Feds Hold Meeting to Answer Questions about Offshore Drilling

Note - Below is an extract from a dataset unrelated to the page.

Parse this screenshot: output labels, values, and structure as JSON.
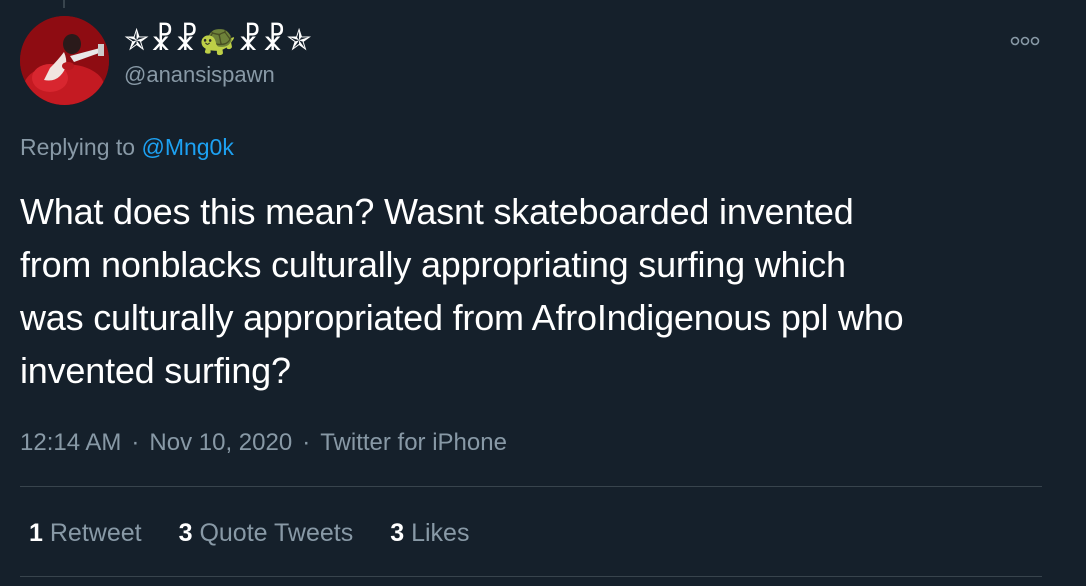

Feb 21, 2018

 

 

Opponents of offshore drilling traveled to Richmond Wednesday to speak out against President Trump’s plan to open coastal waters for drilling. The public information session on the plan was the first and only in Virginia.

 

Laura Wood Habr owns a restaurant in Virginia Beach. She says clean beaches are the economic lifeline of the region.

 

“If they have a perception that they’re not clean, we’ve got a problem. Once you put oil rigs you can’t take ‘em away,” she said.

 

So she traveled to Richmond to speak against the Trump administration’s plan to let oil and gas companies drill in coastal waters. Habr is a founding member of the Business Alliance for Protecting the Atlantic Coast, a group that insists offshore drilling is bad business.

 

President Trump says offshore drilling will help the U.S. become more energy independent, and create jobs. But John Uhrin, a Virginia Beach city councilman, doesn’t see how it benefits the local economy. The region depends on tourism, aquaculture, and the the military.

 

“We certainly don’t want to do anything that is going to have an opportunity to have those military assets leave the region because it would really be disastrous for our economy,” said Uhrin.  

 

Additional Content: Trump Plan for Offshore Oil Sparks Anger in Virginia

 

Military leaders have repeatedly said drilling could interfere with training exercises.

 

Connie Gillette is with the Bureau of Ocean Energy Management. She and other staff have traveled the country hosting information sessions in the capital cities of each coastal state. People can talk one on one and ask questions to agency staff, and leave written comments.

 

BOEM has already received 75,000 comments. The deadline for commenting is March 9th.

 

Jasmine Burrell is a resident of Williamsburg who is against offshore drilling. Still, she says talking to the agency’s scientists was reassuring.

 

“And we need the politicians to really digest this information and to know it so that they can make sound decisions,” said Burrell.

 

Later this year, the US Secretary of the Interior Ryan Zinke will decide which parts of America’s coastline could be open to offshore drilling.

 

Governor Ralph Northam has asked for an exemption for Virginia.

 

 

This report, provided by Virginia Public Radio, was made possible with support from the Virginia Education Association.